Abbott has seized on a diversified approach for shoring up the grid: cryptocurrency. After China banned the mining of cryptocurrency, last June, a preference of crypto-mining companies established or expanded their presence in Texas. The tell’s deregulated electricity market formulation that Texans pay one of the most most bottom costs for electricity in the nation (no lower than, when indecent climate doesn’t distort the market), making the tell a pure preference for cryptocurrency mining, which genuinely converts electricity to cash. Crypto-mining facilities in Texas already indulge in ample electricity to strength a number of cities. By 2023, it’s miles estimated that ERCOT will record for twenty per cent of the world bitcoin community, and, by the tip of that twelve months, the tell’s crypto-mining facilities’ strength calls for might per chance furthermore have increased by as worthy as fivefold. This would appear to be a questionable transfer for a build with a demonstrably fragile grid. Nonetheless Abbott has aggressively courted crypto companies, arguing that the vitality-hungry industry will invent Texas’s grid extra resilient by encouraging vitality suppliers to create extra ability. That ability hasn’t but arrived. For the time being, some crypto-mining companies have arrangements with ERCOT that allow them to merit from the fragility of the arrangement: when heightened demand of sends electricity costs hovering, the miners conform to shut off their servers and accumulate paid for funnelling strength serve into the grid.

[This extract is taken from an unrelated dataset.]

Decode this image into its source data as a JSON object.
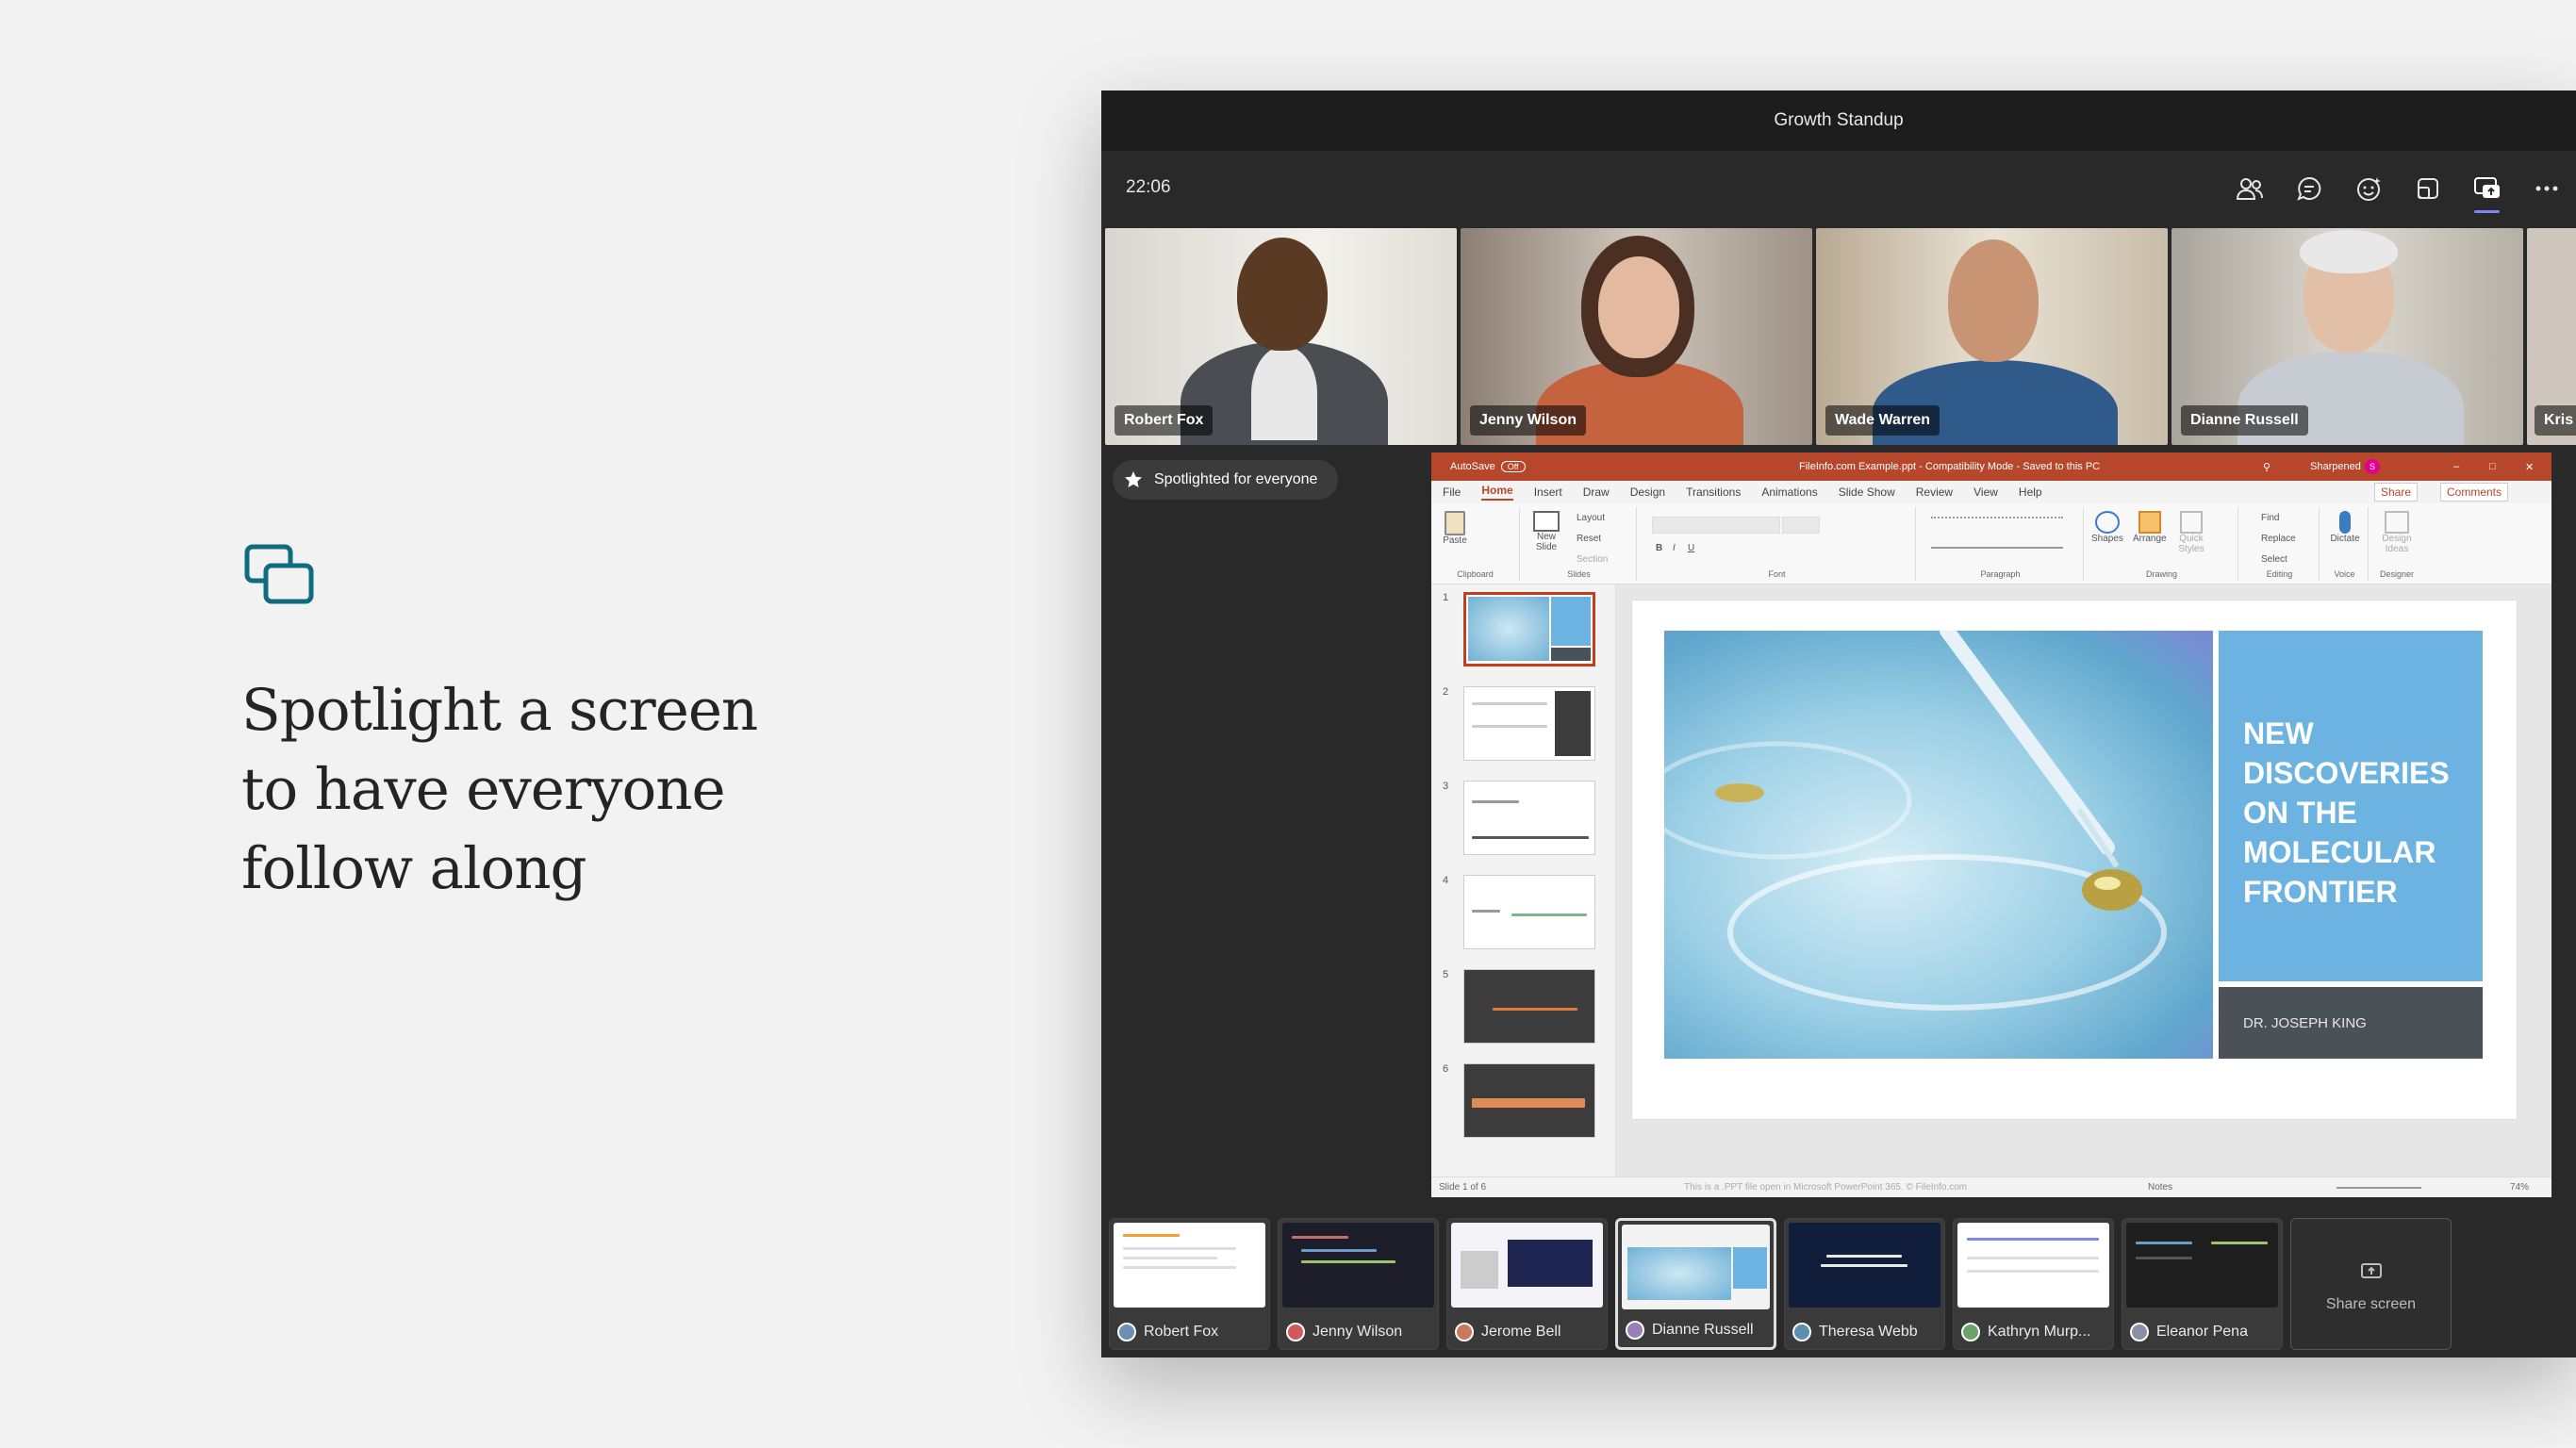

Final drop, Abbott met with Texas’s necessary cryptocurrency companies and requested them to support him accumulate thru the frigid climate, primarily based mostly on reporting from Bloomberg.
Texans have factual region off of internalizing the premise that tell officials aren’t going to inquire of out for our pursuits. The await a home generator is months long. A fresh ad for the Ford F-150 Lightning, the electrical model of the particular-promoting pickup, confirmed a home’s lights ominously flickering in some unspecified time in the future of a storm. Nonetheless the menace doesn’t last long: a family uses the truck as a affect of battery on wheels, plugging it in to re-illuminate the home. The commercial struck me as an invocation of a distinctively Texan dream, or nightmare: a public utility that can’t be relied on; a smart forty-thousand-buck pickup that can. Unfortunately, there’s a multiyear waiting record for these autos. For the time being, Texans can hope that the worst of the frigid climate is over. If no longer, we can repeatedly huddle next to the crypto facilities, seeking no topic warmth might per chance furthermore furthermore be spared.